The annual Boston Garden Contest is underway again this year, and is accepting entries through July 12.
All Bostonians and business owners who have landscaped, planted flowers, trees, and shrubs. The contest was first introduced 17 years ago as a wa
South End Patch News
Are Wednesdays really so tough?
Well, yes, they can be.
Here, though, is to keeping things in perspective. For more than a month now, Patch and Grape-Nuts have teamed up to present stories about your neighbors – neighbors who have faced challenges that would seem insurmountable to many of us.
But not to the people we’ve featured in this series, Journeys.
Not surprisingly, the stories have generated dozens of comments on Patch and on Facebook: “Great story…” “Thanks for sharing…” “So wonderfully inspiring…”
And, so, here they are again. Great stories shared to inspire. Take a look at what these people have faced. Then click on the story to see their responses. And feel better about your tough Wednesday.
For Taryn Silver, what began as a 10-day trip to Haiti in 2011 turned into a new home and close to 50 new friends.
Governor Deval Patrick and Police Commissioner Ed David (Speaking for Mayor Tom Menino) have extended the “Shelter in Place” recommendation to all of Boston.
“We’re asking people to shelter in place. In other words, to stay indoors with their doors locked and not to open their door for anyone other than a properly identified law enforcement officer,” said Patrick in a press conference in Watertown this morning.
The order is an extension of the previous shelter recommendation, which included Watertown, Waltham, Newton, Belmont, Cambridge and Allston/Brighton. The new order means there are approximately 935,000 people are now locked in their homes.
“Please understand we have an armed and dangerous person(s) still at large and police actively pursuing every lead in this active emergency event. Please be patient and use common sense until this person(s) are apprehended,” read a statement from the mayor’s office.
Short-range Amtrak travel has soared over the past 15 years and Boston’s Back Bay and South Station are stops on the two most popular routes in the Northeast Corridor.

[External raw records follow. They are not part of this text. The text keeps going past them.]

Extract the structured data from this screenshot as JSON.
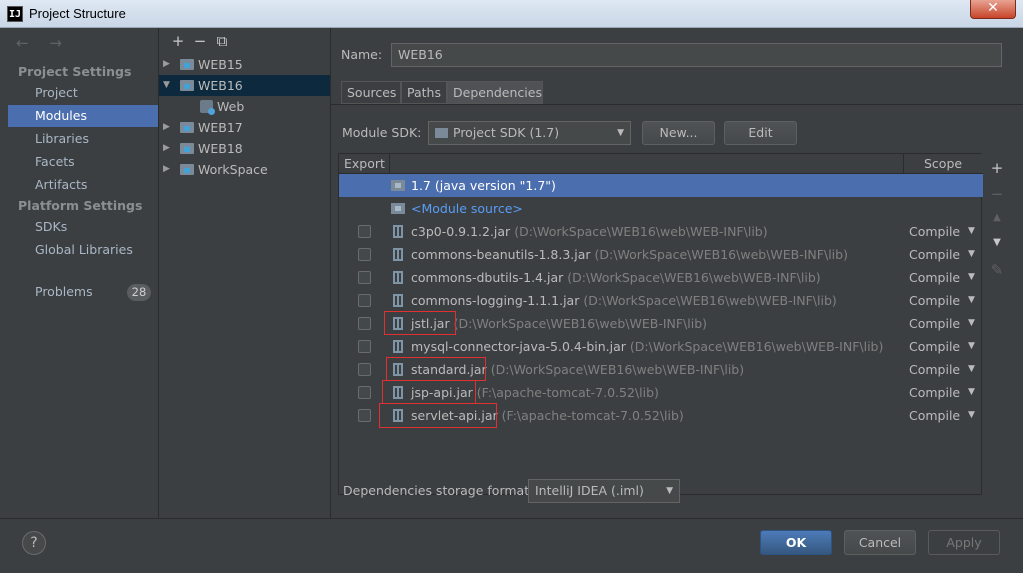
{
  "window": {
    "title": "Project Structure",
    "app_icon": "IJ",
    "close_glyph": "✕"
  },
  "nav": {
    "back_forward": "← →",
    "project_settings_header": "Project Settings",
    "platform_settings_header": "Platform Settings",
    "items": [
      {
        "label": "Project"
      },
      {
        "label": "Modules",
        "selected": true
      },
      {
        "label": "Libraries"
      },
      {
        "label": "Facets"
      },
      {
        "label": "Artifacts"
      },
      {
        "label": "SDKs"
      },
      {
        "label": "Global Libraries"
      },
      {
        "label": "Problems"
      }
    ],
    "problems_count": "28"
  },
  "tree": {
    "toolbar": {
      "add": "+",
      "remove": "−",
      "copy": "⧉"
    },
    "nodes": [
      {
        "label": "WEB15",
        "expanded": false
      },
      {
        "label": "WEB16",
        "expanded": true,
        "selected": true
      },
      {
        "label": "Web",
        "child": true
      },
      {
        "label": "WEB17",
        "expanded": false
      },
      {
        "label": "WEB18",
        "expanded": false
      },
      {
        "label": "WorkSpace",
        "expanded": false
      }
    ]
  },
  "module": {
    "name_label": "Name:",
    "name_value": "WEB16",
    "tabs": [
      "Sources",
      "Paths",
      "Dependencies"
    ],
    "active_tab": "Dependencies",
    "sdk_label": "Module SDK:",
    "sdk_value": "Project SDK (1.7)",
    "new_button": "New...",
    "edit_button": "Edit"
  },
  "dependencies": {
    "col_export": "Export",
    "col_scope": "Scope",
    "rows": [
      {
        "name": "1.7 (java version \"1.7\")",
        "path": "",
        "scope": "",
        "kind": "sdk",
        "selected": true
      },
      {
        "name": "<Module source>",
        "path": "",
        "scope": "",
        "kind": "source"
      },
      {
        "name": "c3p0-0.9.1.2.jar",
        "path": "(D:\\WorkSpace\\WEB16\\web\\WEB-INF\\lib)",
        "scope": "Compile",
        "kind": "jar"
      },
      {
        "name": "commons-beanutils-1.8.3.jar",
        "path": "(D:\\WorkSpace\\WEB16\\web\\WEB-INF\\lib)",
        "scope": "Compile",
        "kind": "jar"
      },
      {
        "name": "commons-dbutils-1.4.jar",
        "path": "(D:\\WorkSpace\\WEB16\\web\\WEB-INF\\lib)",
        "scope": "Compile",
        "kind": "jar"
      },
      {
        "name": "commons-logging-1.1.1.jar",
        "path": "(D:\\WorkSpace\\WEB16\\web\\WEB-INF\\lib)",
        "scope": "Compile",
        "kind": "jar"
      },
      {
        "name": "jstl.jar",
        "path": "(D:\\WorkSpace\\WEB16\\web\\WEB-INF\\lib)",
        "scope": "Compile",
        "kind": "jar",
        "highlighted": true
      },
      {
        "name": "mysql-connector-java-5.0.4-bin.jar",
        "path": "(D:\\WorkSpace\\WEB16\\web\\WEB-INF\\lib)",
        "scope": "Compile",
        "kind": "jar"
      },
      {
        "name": "standard.jar",
        "path": "(D:\\WorkSpace\\WEB16\\web\\WEB-INF\\lib)",
        "scope": "Compile",
        "kind": "jar",
        "highlighted": true
      },
      {
        "name": "jsp-api.jar",
        "path": "(F:\\apache-tomcat-7.0.52\\lib)",
        "scope": "Compile",
        "kind": "jar",
        "highlighted": true
      },
      {
        "name": "servlet-api.jar",
        "path": "(F:\\apache-tomcat-7.0.52\\lib)",
        "scope": "Compile",
        "kind": "jar",
        "highlighted": true
      }
    ],
    "side_tools": {
      "add": "+",
      "remove": "−",
      "up": "▲",
      "down": "▼",
      "edit": "✎"
    },
    "storage_label": "Dependencies storage format:",
    "storage_value": "IntelliJ IDEA (.iml)"
  },
  "footer": {
    "help": "?",
    "ok": "OK",
    "cancel": "Cancel",
    "apply": "Apply"
  },
  "colors": {
    "background": "#3c3f41",
    "selection": "#4b6eaf",
    "highlight_box": "#e03030"
  }
}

According to a Brookings Institution report, Amtrak ridership has grown by 55 percent since 1997 — most of this increase is short-distance routes (less than 400 miles). Eighty-three percent of all Amtrak ridership in 2012 was via short-distance routes.
The two most popular routes in the Northeast Corridor are the Acela and Northeast Regional, which both make stops in Boston. Both routes are slightly more than 300 miles.
The Acela had 3.395 million riders in 2012 while the Northeast Regional, which makes more stops, had more than 8 million riders. That’s an increase of 1 million riders in 15 years for the Northeast Regional (the Acela did not exist in 1997), according to the report.
“Those two routes generated a net operating balance of $ 205.4 million in 2011, with $ 178.8 million derived from Acela operations alone. This is not a new phenomenon as over the five fiscal years ending in 2011, these two Northeast Corridor routes delivered an average positive balance of $ 135.9 million per year. They also generated this return via their own operations—the two routes received essentially no state funding support for operations during those five years,” according to the report.
As crews continue to dig out from the blizzard, MBTA service will remain suspended Sunday.
The goal is to have service restored by Monday. Feb. 11, according to MBTA.com/weather.
“The safety of customers and employees continues to be the MBTA’s top priority,” according to the site. “This continued suspension of service allows MBTA and MBCR personnel to concentrate all of their efforts on getting the transit system, from subway to bus to commuter rail, up and running as soon as possible,” the site says.